Dataset rows describing interfaces:
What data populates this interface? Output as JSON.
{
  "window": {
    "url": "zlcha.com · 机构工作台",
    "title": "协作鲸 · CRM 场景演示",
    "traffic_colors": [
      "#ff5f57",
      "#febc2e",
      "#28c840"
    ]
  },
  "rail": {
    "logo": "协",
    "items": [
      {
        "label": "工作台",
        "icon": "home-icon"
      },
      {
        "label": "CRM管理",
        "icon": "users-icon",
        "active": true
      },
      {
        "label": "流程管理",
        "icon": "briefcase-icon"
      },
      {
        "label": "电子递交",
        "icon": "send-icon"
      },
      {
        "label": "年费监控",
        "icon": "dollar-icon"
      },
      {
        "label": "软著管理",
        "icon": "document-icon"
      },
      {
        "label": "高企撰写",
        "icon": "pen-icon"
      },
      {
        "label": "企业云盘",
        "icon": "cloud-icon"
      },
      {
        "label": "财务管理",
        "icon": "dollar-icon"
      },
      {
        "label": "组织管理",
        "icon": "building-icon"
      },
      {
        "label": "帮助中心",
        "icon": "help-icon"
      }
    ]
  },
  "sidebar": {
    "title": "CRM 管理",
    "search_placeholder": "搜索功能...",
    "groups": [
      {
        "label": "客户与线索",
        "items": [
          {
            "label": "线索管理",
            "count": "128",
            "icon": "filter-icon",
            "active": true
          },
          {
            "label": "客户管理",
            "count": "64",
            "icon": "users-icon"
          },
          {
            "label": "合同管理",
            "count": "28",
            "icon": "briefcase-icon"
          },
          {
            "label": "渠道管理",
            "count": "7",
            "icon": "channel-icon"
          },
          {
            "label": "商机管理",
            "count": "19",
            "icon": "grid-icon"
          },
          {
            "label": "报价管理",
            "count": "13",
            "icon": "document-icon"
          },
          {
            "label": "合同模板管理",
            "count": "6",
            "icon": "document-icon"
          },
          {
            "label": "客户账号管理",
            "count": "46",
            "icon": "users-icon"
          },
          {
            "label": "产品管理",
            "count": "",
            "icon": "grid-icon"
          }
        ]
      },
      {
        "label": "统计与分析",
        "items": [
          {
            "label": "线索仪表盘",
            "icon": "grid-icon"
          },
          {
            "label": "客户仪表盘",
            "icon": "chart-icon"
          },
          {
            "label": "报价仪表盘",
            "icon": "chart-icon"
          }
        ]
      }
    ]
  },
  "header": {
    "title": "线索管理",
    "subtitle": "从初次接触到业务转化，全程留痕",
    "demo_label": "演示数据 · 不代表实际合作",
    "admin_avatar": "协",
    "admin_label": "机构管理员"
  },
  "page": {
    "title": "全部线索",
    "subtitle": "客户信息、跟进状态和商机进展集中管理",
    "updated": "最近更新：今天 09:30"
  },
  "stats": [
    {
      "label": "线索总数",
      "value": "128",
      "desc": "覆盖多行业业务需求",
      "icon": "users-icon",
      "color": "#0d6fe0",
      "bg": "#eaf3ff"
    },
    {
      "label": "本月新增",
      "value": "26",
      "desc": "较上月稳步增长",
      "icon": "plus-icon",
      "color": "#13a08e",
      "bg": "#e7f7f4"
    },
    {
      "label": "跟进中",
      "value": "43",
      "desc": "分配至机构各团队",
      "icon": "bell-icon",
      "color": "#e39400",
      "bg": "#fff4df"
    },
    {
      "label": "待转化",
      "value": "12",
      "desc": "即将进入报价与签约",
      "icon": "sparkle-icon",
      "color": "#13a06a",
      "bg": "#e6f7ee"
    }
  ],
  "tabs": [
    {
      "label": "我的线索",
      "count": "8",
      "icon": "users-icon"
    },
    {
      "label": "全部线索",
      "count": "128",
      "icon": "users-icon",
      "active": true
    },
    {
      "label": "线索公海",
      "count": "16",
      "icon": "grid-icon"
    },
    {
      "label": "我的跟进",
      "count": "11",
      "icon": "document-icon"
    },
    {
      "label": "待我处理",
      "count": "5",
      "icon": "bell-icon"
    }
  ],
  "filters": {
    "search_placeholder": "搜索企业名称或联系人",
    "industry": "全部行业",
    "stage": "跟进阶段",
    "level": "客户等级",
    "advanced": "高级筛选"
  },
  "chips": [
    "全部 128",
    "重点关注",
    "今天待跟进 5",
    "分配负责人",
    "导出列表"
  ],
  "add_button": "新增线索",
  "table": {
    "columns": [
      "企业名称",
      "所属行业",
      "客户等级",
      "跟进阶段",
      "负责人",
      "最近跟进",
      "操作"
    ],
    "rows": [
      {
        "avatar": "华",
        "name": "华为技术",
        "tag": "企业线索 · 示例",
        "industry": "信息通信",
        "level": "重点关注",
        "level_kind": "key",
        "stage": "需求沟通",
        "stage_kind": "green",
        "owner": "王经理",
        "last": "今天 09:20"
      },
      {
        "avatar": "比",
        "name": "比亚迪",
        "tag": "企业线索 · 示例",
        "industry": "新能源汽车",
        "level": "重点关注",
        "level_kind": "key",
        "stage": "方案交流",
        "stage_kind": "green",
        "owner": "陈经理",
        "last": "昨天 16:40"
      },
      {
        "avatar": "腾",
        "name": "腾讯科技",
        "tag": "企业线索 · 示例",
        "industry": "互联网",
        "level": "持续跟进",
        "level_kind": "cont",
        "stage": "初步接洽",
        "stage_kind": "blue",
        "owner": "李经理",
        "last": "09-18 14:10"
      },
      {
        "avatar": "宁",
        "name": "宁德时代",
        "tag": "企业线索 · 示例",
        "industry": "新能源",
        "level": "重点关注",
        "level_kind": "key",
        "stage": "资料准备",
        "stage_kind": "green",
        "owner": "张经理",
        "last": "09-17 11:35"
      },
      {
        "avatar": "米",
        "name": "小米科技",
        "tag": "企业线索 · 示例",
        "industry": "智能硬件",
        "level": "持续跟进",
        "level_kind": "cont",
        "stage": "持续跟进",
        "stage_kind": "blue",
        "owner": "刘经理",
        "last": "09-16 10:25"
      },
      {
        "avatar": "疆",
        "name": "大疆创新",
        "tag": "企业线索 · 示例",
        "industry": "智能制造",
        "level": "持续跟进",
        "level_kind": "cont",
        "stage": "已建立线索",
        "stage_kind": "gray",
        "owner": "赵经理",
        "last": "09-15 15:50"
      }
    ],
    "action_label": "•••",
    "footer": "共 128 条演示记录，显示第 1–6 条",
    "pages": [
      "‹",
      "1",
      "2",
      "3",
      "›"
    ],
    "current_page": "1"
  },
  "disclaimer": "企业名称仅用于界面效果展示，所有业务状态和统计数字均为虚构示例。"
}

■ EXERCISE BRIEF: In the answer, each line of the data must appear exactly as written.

■ EXPECTED OUTPUT:
What data populates this interface? Output as JSON.
{
  "window": {
    "url": "zlcha.com · 机构工作台",
    "title": "协作鲸 · CRM 场景演示",
    "traffic_colors": [
      "#ff5f57",
      "#febc2e",
      "#28c840"
    ]
  },
  "rail": {
    "logo": "协",
    "items": [
      {
        "label": "工作台",
        "icon": "home-icon"
      },
      {
        "label": "CRM管理",
        "icon": "users-icon",
        "active": true
      },
      {
        "label": "流程管理",
        "icon": "briefcase-icon"
      },
      {
        "label": "电子递交",
        "icon": "send-icon"
      },
      {
        "label": "年费监控",
        "icon": "dollar-icon"
      },
      {
        "label": "软著管理",
        "icon": "document-icon"
      },
      {
        "label": "高企撰写",
        "icon": "pen-icon"
      },
      {
        "label": "企业云盘",
        "icon": "cloud-icon"
      },
      {
        "label": "财务管理",
        "icon": "dollar-icon"
      },
      {
        "label": "组织管理",
        "icon": "building-icon"
      },
      {
        "label": "帮助中心",
        "icon": "help-icon"
      }
    ]
  },
  "sidebar": {
    "title": "CRM 管理",
    "search_placeholder": "搜索功能...",
    "groups": [
      {
        "label": "客户与线索",
        "items": [
          {
            "label": "线索管理",
            "count": "128",
            "icon": "filter-icon",
            "active": true
          },
          {
            "label": "客户管理",
            "count": "64",
            "icon": "users-icon"
          },
          {
            "label": "合同管理",
            "count": "28",
            "icon": "briefcase-icon"
          },
          {
            "label": "渠道管理",
            "count": "7",
            "icon": "channel-icon"
          },
          {
            "label": "商机管理",
            "count": "19",
            "icon": "grid-icon"
          },
          {
            "label": "报价管理",
            "count": "13",
            "icon": "document-icon"
          },
          {
            "label": "合同模板管理",
            "count": "6",
            "icon": "document-icon"
          },
          {
            "label": "客户账号管理",
            "count": "46",
            "icon": "users-icon"
          },
          {
            "label": "产品管理",
            "count": "",
            "icon": "grid-icon"
          }
        ]
      },
      {
        "label": "统计与分析",
        "items": [
          {
            "label": "线索仪表盘",
            "icon": "grid-icon"
          },
          {
            "label": "客户仪表盘",
            "icon": "chart-icon"
          },
          {
            "label": "报价仪表盘",
            "icon": "chart-icon"
          }
        ]
      }
    ]
  },
  "header": {
    "title": "线索管理",
    "subtitle": "从初次接触到业务转化，全程留痕",
    "demo_label": "演示数据 · 不代表实际合作",
    "admin_avatar": "协",
    "admin_label": "机构管理员"
  },
  "page": {
    "title": "全部线索",
    "subtitle": "客户信息、跟进状态和商机进展集中管理",
    "updated": "最近更新：今天 09:30"
  },
  "stats": [
    {
      "label": "线索总数",
      "value": "128",
      "desc": "覆盖多行业业务需求",
      "icon": "users-icon",
      "color": "#0d6fe0",
      "bg": "#eaf3ff"
    },
    {
      "label": "本月新增",
      "value": "26",
      "desc": "较上月稳步增长",
      "icon": "plus-icon",
      "color": "#13a08e",
      "bg": "#e7f7f4"
    },
    {
      "label": "跟进中",
      "value": "43",
      "desc": "分配至机构各团队",
      "icon": "bell-icon",
      "color": "#e39400",
      "bg": "#fff4df"
    },
    {
      "label": "待转化",
      "value": "12",
      "desc": "即将进入报价与签约",
      "icon": "sparkle-icon",
      "color": "#13a06a",
      "bg": "#e6f7ee"
    }
  ],
  "tabs": [
    {
      "label": "我的线索",
      "count": "8",
      "icon": "users-icon"
    },
    {
      "label": "全部线索",
      "count": "128",
      "icon": "users-icon",
      "active": true
    },
    {
      "label": "线索公海",
      "count": "16",
      "icon": "grid-icon"
    },
    {
      "label": "我的跟进",
      "count": "11",
      "icon": "document-icon"
    },
    {
      "label": "待我处理",
      "count": "5",
      "icon": "bell-icon"
    }
  ],
  "filters": {
    "search_placeholder": "搜索企业名称或联系人",
    "industry": "全部行业",
    "stage": "跟进阶段",
    "level": "客户等级",
    "advanced": "高级筛选"
  },
  "chips": [
    "全部 128",
    "重点关注",
    "今天待跟进 5",
    "分配负责人",
    "导出列表"
  ],
  "add_button": "新增线索",
  "table": {
    "columns": [
      "企业名称",
      "所属行业",
      "客户等级",
      "跟进阶段",
      "负责人",
      "最近跟进",
      "操作"
    ],
    "rows": [
      {
        "avatar": "华",
        "name": "华为技术",
        "tag": "企业线索 · 示例",
        "industry": "信息通信",
        "level": "重点关注",
        "level_kind": "key",
        "stage": "需求沟通",
        "stage_kind": "green",
        "owner": "王经理",
        "last": "今天 09:20"
      },
      {
        "avatar": "比",
        "name": "比亚迪",
        "tag": "企业线索 · 示例",
        "industry": "新能源汽车",
        "level": "重点关注",
        "level_kind": "key",
        "stage": "方案交流",
        "stage_kind": "green",
        "owner": "陈经理",
        "last": "昨天 16:40"
      },
      {
        "avatar": "腾",
        "name": "腾讯科技",
        "tag": "企业线索 · 示例",
        "industry": "互联网",
        "level": "持续跟进",
        "level_kind": "cont",
        "stage": "初步接洽",
        "stage_kind": "blue",
        "owner": "李经理",
        "last": "09-18 14:10"
      },
      {
        "avatar": "宁",
        "name": "宁德时代",
        "tag": "企业线索 · 示例",
        "industry": "新能源",
        "level": "重点关注",
        "level_kind": "key",
        "stage": "资料准备",
        "stage_kind": "green",
        "owner": "张经理",
        "last": "09-17 11:35"
      },
      {
        "avatar": "米",
        "name": "小米科技",
        "tag": "企业线索 · 示例",
        "industry": "智能硬件",
        "level": "持续跟进",
        "level_kind": "cont",
        "stage": "持续跟进",
        "stage_kind": "blue",
        "owner": "刘经理",
        "last": "09-16 10:25"
      },
      {
        "avatar": "疆",
        "name": "大疆创新",
        "tag": "企业线索 · 示例",
        "industry": "智能制造",
        "level": "持续跟进",
        "level_kind": "cont",
        "stage": "已建立线索",
        "stage_kind": "gray",
        "owner": "赵经理",
        "last": "09-15 15:50"
      }
    ],
    "action_label": "•••",
    "footer": "共 128 条演示记录，显示第 1–6 条",
    "pages": [
      "‹",
      "1",
      "2",
      "3",
      "›"
    ],
    "current_page": "1"
  },
  "disclaimer": "企业名称仅用于界面效果展示，所有业务状态和统计数字均为虚构示例。"
}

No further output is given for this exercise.